Summary of the Project

Ependymoma (EPN) is the third most common brain tumor in children. Surgery, followed by radiation therapy can be effective, but about 45 % of patients still remain incurable. No chemotherapy has shown efficacy for EPN thus far. Although nine molecular EPN subgroups with distinct clinical and demographic characteristic have been identified, an understanding of the molecular biology of EPN development and the identification of actionable targets to treat the disease are currently lacking. One of the main reason is that preclinical models such as cell lines, xenografts and animal models of the disease have not been widely available. However, substantial progress in establishing primary cell lines from ependymoma patients has recently been made by our collaborators. Several clinically relevant ependymoma cell lines (e.g. DKFZ-EP1NS) have been successfully established, which maintain primary tumor characteristic such as high tumorigenic potential and chemo-resistance. Interestingly, EPNs have a relatively stable genome. Accordingly, the importance of epigenetic alterations in EPN pathogenesis has become inevitably obvious. Therefore, epigenetic factors are promising targets for the development of novel treatment options. Hence, our project focuses on functional dissection of epigenetic regulators in EPN cells.

Scientific Goals
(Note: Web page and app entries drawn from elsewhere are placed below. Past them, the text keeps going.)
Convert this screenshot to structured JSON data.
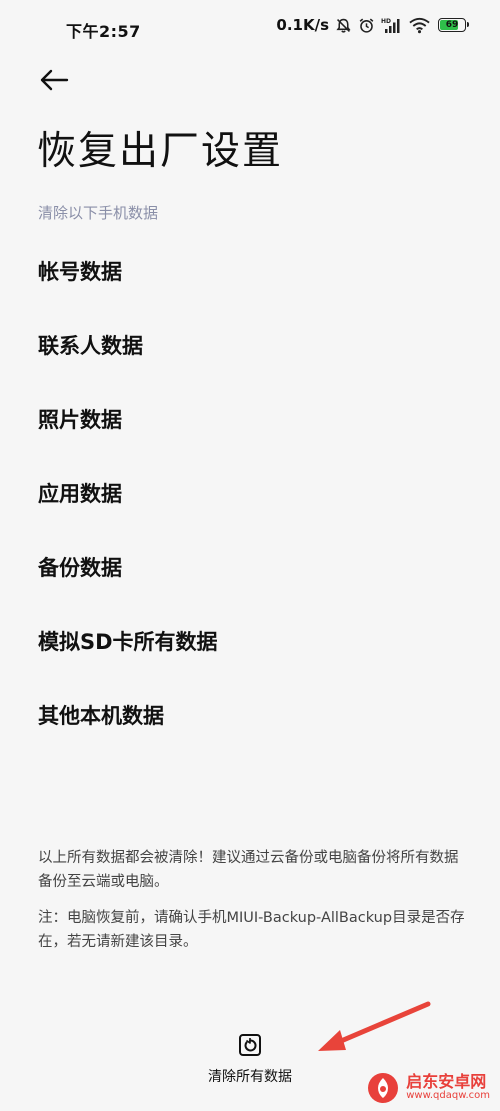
{
  "status_bar": {
    "time": "下午2:57",
    "network_speed": "0.1K/s",
    "battery_level": "69",
    "icons": [
      "bell-muted-icon",
      "alarm-icon",
      "signal-icon",
      "wifi-icon",
      "battery-icon"
    ]
  },
  "header": {
    "back_icon": "arrow-left-icon",
    "title": "恢复出厂设置"
  },
  "section": {
    "header": "清除以下手机数据",
    "items": [
      {
        "label": "帐号数据"
      },
      {
        "label": "联系人数据"
      },
      {
        "label": "照片数据"
      },
      {
        "label": "应用数据"
      },
      {
        "label": "备份数据"
      },
      {
        "label": "模拟SD卡所有数据"
      },
      {
        "label": "其他本机数据"
      }
    ]
  },
  "notices": {
    "warning": "以上所有数据都会被清除！建议通过云备份或电脑备份将所有数据备份至云端或电脑。",
    "note": "注：电脑恢复前，请确认手机MIUI-Backup-AllBackup目录是否存在，若无请新建该目录。"
  },
  "actions": {
    "clear_all_label": "清除所有数据",
    "clear_all_icon": "reset-icon"
  },
  "annotation": {
    "arrow_color": "#e8443a"
  },
  "watermark": {
    "brand": "启东安卓网",
    "site": "www.qdaqw.com"
  },
  "colors": {
    "background": "#f6f6f6",
    "section_header": "#8a8fa8",
    "battery_fill": "#2fbf4a",
    "accent_red": "#e8403b"
  }
}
  • Unravel specific targets for different ependymoma subgroups and transfer an already established shRNA screening protocol from a patient derived ependymoma line to other patient derived ependymoma cell lines.
  • Investigation of primary candidate hits by independent approaches to delineate molecular mechanisms of EPN transformation and to identify treatment options.
  • Comparison of drug resistance data with knockdown/knockout data to understand the molecular pathways that are affected in this tumor entity.
  • Develop novel and innovative therapies in a patient-specific manner.

@ Buchholz

Wermke, M*., Camgoz, A*., … Buchholz, F (2015). RNAi profiling of primary human AML cells identifies ROCK1 as a therapeutic target and nominates fasudil as an antileukemic drug. Blood 125, 3760–3768.

Pajtler, K.W., Witt, H., ...Kool, M#. and Pfister, S.M# (2015). Molecular Classification of Ependymal Tumors across All CNS Compartments, Histopathological Grades, and Age Groups. Cancer Cell 27, 728–743.

Gebler, C., Lohoff, T., Paszkowski-Rogacz, M., Mircetic, J., Chakraborty, D., Camgoz, A., Hamann, M.V., Theis, M., Thiede, C., Buchholz, F. (2017). Inactivation of Cancer Mutations Utilizing CRISPR/Cas9. J. Natl. Cancer Inst. 109.

Camgoz, A., Paszkowski-Rogacz, M., ... Buchholz, F. (2018). STK3 is a therapeutic target for a subset of acute myeloid leukemias. Oncotarget 9, 25458–25473.

Capper, D., Jones, D.T.W., Sill, M., Hovestadt, V……Deimling, von A*. and Pfister, S.M*. (2018). DNA methylation-based classification of central nervous system tumours. Nature 555, 469–474. * Equal contribution

Grobner, S.N., Worst, B.C., …Chavez,L*., Zapatka, M*. and Pfister, S.M*. (2018). The landscape of genomic alterations across childhood cancers. Nature 555, 321–327. * Equal contribution

Contact

Aylin Camgoz
Medical System Biology, TU Dresden
Phone +49 (0)351 463 40276
Email: aylin.camgoz(at)tu-dresden.de

Prof. Frank Buchholz
Head, Dept. of Medical System Biology, TU Dresden
Phone: +49 (0)351 463 40288
Email: frank.buchholz(at)tu-dresden.de